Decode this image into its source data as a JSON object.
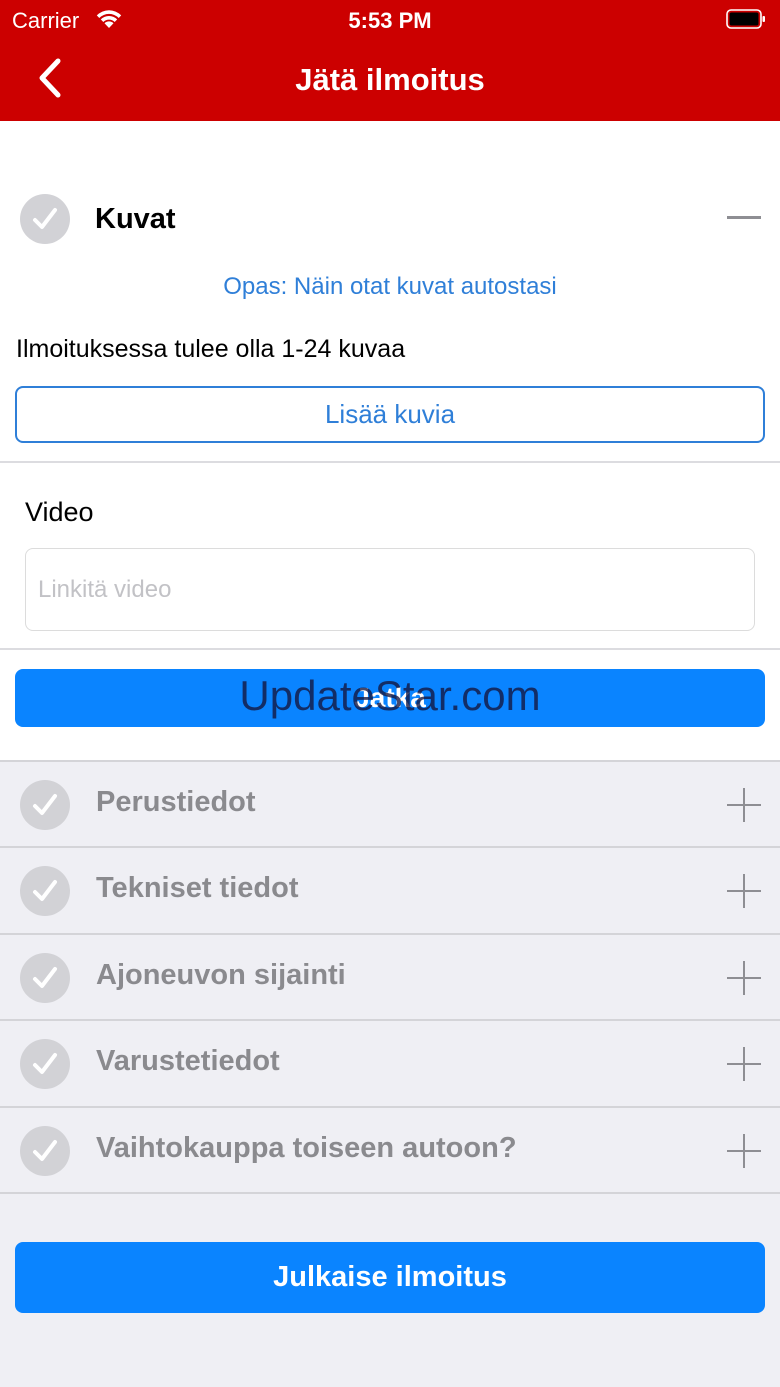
{
  "status": {
    "carrier": "Carrier",
    "time": "5:53 PM"
  },
  "nav": {
    "title": "Jätä ilmoitus"
  },
  "photos": {
    "title": "Kuvat",
    "guide_link": "Opas: Näin otat kuvat autostasi",
    "hint": "Ilmoituksessa tulee olla 1-24 kuvaa",
    "add_button": "Lisää kuvia"
  },
  "video": {
    "label": "Video",
    "placeholder": "Linkitä video",
    "value": ""
  },
  "continue_button": "Jatka",
  "watermark": "UpdateStar.com",
  "sections": [
    {
      "label": "Perustiedot"
    },
    {
      "label": "Tekniset tiedot"
    },
    {
      "label": "Ajoneuvon sijainti"
    },
    {
      "label": "Varustetiedot"
    },
    {
      "label": "Vaihtokauppa toiseen autoon?"
    }
  ],
  "publish_button": "Julkaise ilmoitus",
  "colors": {
    "header": "#cc0000",
    "accent": "#0a84ff",
    "link": "#2f7fd8",
    "background": "#efeff4"
  },
  "icons": {
    "back": "chevron-left-icon",
    "section_status": "checkmark-circle-icon",
    "collapse": "minus-icon",
    "expand": "plus-icon"
  }
}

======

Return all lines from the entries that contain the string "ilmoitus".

    "title": "Jätä ilmoitus"
  "publish_button": "Julkaise ilmoitus",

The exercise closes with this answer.